(Beginning of STUDY MATERIAL)

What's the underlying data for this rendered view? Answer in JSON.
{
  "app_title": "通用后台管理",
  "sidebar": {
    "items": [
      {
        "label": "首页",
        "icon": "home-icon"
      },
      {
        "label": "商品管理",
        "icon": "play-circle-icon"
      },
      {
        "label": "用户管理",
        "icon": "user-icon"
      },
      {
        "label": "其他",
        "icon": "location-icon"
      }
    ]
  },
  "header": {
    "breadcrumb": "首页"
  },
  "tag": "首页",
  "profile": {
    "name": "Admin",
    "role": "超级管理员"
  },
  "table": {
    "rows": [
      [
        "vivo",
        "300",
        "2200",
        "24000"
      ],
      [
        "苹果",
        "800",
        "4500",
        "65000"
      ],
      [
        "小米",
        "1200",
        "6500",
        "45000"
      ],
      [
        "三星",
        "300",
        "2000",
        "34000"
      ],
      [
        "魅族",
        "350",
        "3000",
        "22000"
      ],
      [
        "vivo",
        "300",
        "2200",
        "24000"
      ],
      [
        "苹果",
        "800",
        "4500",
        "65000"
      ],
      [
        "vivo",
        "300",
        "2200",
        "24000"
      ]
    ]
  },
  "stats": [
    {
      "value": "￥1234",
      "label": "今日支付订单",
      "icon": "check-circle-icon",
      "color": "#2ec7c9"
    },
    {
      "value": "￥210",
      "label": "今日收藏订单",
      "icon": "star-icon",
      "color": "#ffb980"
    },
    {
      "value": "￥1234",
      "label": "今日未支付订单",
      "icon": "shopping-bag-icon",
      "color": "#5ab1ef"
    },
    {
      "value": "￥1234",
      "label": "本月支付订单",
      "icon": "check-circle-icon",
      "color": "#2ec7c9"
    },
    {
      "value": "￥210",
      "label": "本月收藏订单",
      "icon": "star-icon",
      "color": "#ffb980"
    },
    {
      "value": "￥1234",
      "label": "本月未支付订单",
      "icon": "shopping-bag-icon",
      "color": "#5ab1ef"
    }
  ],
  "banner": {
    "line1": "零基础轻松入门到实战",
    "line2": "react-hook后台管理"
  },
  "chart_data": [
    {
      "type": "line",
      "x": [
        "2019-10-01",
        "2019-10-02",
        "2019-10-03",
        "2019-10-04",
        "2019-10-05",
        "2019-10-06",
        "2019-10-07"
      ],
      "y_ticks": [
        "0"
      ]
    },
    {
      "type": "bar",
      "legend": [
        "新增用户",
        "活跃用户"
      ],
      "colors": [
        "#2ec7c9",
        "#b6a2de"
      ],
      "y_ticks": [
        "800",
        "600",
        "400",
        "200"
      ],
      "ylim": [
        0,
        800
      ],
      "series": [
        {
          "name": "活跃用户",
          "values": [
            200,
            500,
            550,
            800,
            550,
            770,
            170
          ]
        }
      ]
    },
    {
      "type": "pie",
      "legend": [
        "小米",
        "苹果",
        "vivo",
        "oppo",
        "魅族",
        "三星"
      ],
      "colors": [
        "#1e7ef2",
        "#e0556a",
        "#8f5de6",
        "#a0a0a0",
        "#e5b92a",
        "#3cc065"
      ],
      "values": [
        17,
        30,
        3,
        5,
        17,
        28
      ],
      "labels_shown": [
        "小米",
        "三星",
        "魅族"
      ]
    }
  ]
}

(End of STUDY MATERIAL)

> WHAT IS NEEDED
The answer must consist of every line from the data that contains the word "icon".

> YOUR SOLUTION
        "icon": "home-icon"
        "icon": "play-circle-icon"
        "icon": "user-icon"
        "icon": "location-icon"
      "icon": "check-circle-icon",
      "icon": "star-icon",
      "icon": "shopping-bag-icon",
      "icon": "check-circle-icon",
      "icon": "star-icon",
      "icon": "shopping-bag-icon",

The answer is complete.